(Data about app and page elements)
**********
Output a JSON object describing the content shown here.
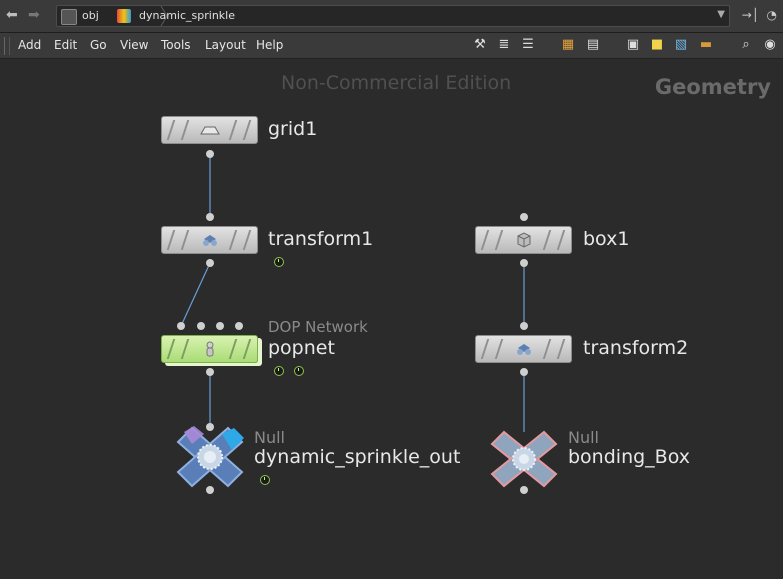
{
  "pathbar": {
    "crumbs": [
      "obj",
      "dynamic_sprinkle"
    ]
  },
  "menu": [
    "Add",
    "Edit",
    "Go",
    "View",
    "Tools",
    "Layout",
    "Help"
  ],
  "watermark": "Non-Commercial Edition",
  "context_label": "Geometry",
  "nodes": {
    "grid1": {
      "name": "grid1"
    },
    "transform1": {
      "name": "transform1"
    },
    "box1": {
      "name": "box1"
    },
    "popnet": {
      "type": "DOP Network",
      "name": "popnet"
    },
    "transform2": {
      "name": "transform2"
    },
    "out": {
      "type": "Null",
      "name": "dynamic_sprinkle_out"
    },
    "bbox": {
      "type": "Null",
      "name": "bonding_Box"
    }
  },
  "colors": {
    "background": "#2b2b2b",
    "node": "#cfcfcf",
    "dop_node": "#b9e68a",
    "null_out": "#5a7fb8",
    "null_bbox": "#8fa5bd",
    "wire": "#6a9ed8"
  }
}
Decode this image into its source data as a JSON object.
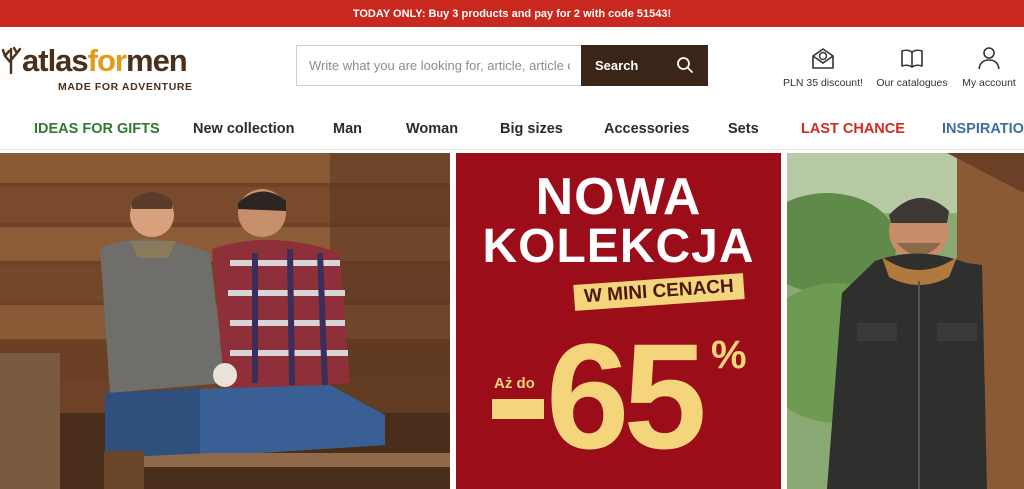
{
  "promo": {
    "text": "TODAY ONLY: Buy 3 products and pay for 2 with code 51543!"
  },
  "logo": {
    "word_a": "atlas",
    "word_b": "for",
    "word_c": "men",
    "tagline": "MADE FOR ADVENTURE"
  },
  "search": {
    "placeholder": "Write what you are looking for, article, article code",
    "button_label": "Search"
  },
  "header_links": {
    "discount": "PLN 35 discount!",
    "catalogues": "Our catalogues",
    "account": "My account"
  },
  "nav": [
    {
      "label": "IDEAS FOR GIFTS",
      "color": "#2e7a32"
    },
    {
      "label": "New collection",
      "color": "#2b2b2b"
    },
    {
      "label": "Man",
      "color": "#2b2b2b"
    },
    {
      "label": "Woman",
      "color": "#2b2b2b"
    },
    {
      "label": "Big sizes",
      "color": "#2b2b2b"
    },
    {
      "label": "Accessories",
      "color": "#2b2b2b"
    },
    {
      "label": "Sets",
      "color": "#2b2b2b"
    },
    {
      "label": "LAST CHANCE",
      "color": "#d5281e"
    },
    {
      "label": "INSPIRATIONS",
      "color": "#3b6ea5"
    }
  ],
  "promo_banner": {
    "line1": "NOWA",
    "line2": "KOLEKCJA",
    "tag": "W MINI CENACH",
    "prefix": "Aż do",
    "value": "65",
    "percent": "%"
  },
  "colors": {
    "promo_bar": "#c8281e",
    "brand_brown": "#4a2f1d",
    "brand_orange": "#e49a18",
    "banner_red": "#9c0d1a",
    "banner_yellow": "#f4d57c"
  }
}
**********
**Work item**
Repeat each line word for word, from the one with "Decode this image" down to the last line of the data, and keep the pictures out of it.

**Answer to the problem**
Decode this image into its source data as a JSON object.
{
  "promo": {
    "text": "TODAY ONLY: Buy 3 products and pay for 2 with code 51543!"
  },
  "logo": {
    "word_a": "atlas",
    "word_b": "for",
    "word_c": "men",
    "tagline": "MADE FOR ADVENTURE"
  },
  "search": {
    "placeholder": "Write what you are looking for, article, article code",
    "button_label": "Search"
  },
  "header_links": {
    "discount": "PLN 35 discount!",
    "catalogues": "Our catalogues",
    "account": "My account"
  },
  "nav": [
    {
      "label": "IDEAS FOR GIFTS",
      "color": "#2e7a32"
    },
    {
      "label": "New collection",
      "color": "#2b2b2b"
    },
    {
      "label": "Man",
      "color": "#2b2b2b"
    },
    {
      "label": "Woman",
      "color": "#2b2b2b"
    },
    {
      "label": "Big sizes",
      "color": "#2b2b2b"
    },
    {
      "label": "Accessories",
      "color": "#2b2b2b"
    },
    {
      "label": "Sets",
      "color": "#2b2b2b"
    },
    {
      "label": "LAST CHANCE",
      "color": "#d5281e"
    },
    {
      "label": "INSPIRATIONS",
      "color": "#3b6ea5"
    }
  ],
  "promo_banner": {
    "line1": "NOWA",
    "line2": "KOLEKCJA",
    "tag": "W MINI CENACH",
    "prefix": "Aż do",
    "value": "65",
    "percent": "%"
  },
  "colors": {
    "promo_bar": "#c8281e",
    "brand_brown": "#4a2f1d",
    "brand_orange": "#e49a18",
    "banner_red": "#9c0d1a",
    "banner_yellow": "#f4d57c"
  }
}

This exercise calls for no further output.